Lavrov: China, ASEAN interested in organization of Eurasian partnershipRussian Politics & Diplomacy May 28, 11:45
MC-21 airliner makes first test flight - sourceBusiness & Economy May 28, 11:00
Putin sends greeting to Border Guard on their professional holidayMilitary & Defense May 28, 10:57
Ukrianian court puts on hold lawsuit against ban on Russian social networksWorld May 28, 6:10
Russia’s Lasitskene wins high jump in Diamond League event in Eugene, USSport May 28, 4:59
Havana Airport gets Russian-made air traffic control systemsWorld May 28, 4:16
Guests of FIFA 2018 World Cup sure to get warm welcome in Russia — LavrovSport May 28, 2:25
Kantemir Balagov’s "Closeness" gets Cannes Festival’s International Critics’ PrizeSociety & Culture May 28, 1:03
Anti-church laws in Ukraine may cause religious strife — Ukrainian Orthodox ChurchWorld May 28, 0:22
YEREVAN, March 30. /TASS/. Russia fears no sanctions and qualifies them as economic and political blackmail, Speaker of Russia’s State Duma (the lower house of the country’s parliament) Sergey Naryshkin said during his visit to Yerevan on Monday.
The sanctions "have no legal basis," the speaker said, addressing the Armenian National Assembly. "To call things by their proper names, this is political and economic blackmail," the State Duma speaker said.
"But they [the countries that have imposed sanctions against Russia] won’t be able to achieve anything," the speaker said.
Western countries imposed several sets of sanctions against Russia last year over its stance on developments in neighboring Ukraine.
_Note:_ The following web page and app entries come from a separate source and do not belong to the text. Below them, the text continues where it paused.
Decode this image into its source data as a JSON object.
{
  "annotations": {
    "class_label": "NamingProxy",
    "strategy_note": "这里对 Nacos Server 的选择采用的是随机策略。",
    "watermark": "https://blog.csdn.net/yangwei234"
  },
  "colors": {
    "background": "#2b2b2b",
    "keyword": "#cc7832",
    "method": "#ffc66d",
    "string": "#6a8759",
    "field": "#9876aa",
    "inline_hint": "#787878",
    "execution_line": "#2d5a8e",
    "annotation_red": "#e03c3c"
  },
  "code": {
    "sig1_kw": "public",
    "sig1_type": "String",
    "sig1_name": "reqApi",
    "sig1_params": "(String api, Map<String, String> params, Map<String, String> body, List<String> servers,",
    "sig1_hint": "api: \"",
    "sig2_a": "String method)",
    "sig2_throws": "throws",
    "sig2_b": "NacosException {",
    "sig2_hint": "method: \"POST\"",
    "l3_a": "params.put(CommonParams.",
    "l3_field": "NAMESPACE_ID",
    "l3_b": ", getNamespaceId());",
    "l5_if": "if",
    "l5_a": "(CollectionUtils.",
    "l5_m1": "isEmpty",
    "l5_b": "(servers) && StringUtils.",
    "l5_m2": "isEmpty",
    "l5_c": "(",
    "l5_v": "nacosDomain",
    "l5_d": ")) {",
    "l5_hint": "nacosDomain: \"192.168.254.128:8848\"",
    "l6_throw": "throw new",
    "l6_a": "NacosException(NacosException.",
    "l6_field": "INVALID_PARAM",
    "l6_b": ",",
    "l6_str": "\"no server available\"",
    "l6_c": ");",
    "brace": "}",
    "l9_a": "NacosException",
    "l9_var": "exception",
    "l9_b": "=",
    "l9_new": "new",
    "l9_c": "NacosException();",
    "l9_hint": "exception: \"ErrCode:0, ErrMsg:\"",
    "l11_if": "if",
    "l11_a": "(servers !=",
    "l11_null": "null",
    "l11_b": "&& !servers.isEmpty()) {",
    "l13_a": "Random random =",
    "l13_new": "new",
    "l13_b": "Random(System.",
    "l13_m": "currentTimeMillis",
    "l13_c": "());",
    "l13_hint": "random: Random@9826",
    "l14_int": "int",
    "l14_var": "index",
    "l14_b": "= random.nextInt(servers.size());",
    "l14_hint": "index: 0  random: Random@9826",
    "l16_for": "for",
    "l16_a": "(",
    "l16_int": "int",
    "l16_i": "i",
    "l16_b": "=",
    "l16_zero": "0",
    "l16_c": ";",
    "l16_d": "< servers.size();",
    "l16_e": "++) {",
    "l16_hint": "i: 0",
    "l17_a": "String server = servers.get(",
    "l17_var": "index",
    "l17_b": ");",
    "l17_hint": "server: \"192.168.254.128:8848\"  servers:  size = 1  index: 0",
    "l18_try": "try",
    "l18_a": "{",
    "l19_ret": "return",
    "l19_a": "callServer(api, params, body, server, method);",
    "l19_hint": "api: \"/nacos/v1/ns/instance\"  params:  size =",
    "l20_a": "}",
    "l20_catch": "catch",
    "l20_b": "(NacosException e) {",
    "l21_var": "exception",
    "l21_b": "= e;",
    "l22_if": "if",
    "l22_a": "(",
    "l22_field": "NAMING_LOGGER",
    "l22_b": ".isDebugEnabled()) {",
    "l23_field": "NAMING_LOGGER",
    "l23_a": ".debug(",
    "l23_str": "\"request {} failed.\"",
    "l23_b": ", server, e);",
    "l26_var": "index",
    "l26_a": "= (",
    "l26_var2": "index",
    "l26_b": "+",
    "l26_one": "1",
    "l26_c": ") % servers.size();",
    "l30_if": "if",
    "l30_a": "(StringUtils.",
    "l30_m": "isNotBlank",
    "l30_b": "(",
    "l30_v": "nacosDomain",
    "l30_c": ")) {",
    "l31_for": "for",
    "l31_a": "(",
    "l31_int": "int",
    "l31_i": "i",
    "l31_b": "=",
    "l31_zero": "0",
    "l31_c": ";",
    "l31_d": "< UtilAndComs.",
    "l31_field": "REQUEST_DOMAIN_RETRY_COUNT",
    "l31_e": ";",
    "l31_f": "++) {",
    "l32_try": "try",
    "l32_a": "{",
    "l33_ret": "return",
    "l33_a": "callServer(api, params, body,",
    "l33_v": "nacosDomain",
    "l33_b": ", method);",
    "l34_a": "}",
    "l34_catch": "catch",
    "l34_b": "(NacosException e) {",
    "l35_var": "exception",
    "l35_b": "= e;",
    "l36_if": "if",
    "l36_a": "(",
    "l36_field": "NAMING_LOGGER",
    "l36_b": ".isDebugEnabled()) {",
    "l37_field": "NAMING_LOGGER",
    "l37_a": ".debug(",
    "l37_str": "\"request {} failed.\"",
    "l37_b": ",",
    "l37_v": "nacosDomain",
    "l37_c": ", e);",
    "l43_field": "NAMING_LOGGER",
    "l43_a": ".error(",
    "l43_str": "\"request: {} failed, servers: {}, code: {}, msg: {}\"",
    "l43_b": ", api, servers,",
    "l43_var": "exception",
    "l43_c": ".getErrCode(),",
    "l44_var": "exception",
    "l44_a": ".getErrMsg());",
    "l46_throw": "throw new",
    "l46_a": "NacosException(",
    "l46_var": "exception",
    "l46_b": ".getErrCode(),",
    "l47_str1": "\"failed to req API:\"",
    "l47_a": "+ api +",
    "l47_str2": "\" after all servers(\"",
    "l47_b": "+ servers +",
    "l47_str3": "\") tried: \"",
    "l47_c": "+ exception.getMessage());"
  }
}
The sanctions range from visa bans to restricted access for Russian companies and banks to western capital markets.
The sanctions were a major cause for the ruble’s slump at the end of last year amid a ban on Russian companies and banks to raise medium-and long-term financing on international capital markets and the need to repay large foreign currency liabilities.
However, the Russian currency has rebounded since early 2015, rising by more than 13% against the dollar and the euro. The ruble has pared most of its losses since mid-December 2014 when it fell to a record low of 80 rubles to the dollar and 100 rubles to the euro.
The Russian economy is recovering despite western sanctions while the ruble has been less volatile than any of the world’s 30 major currencies this year, Bloomberg analysts said.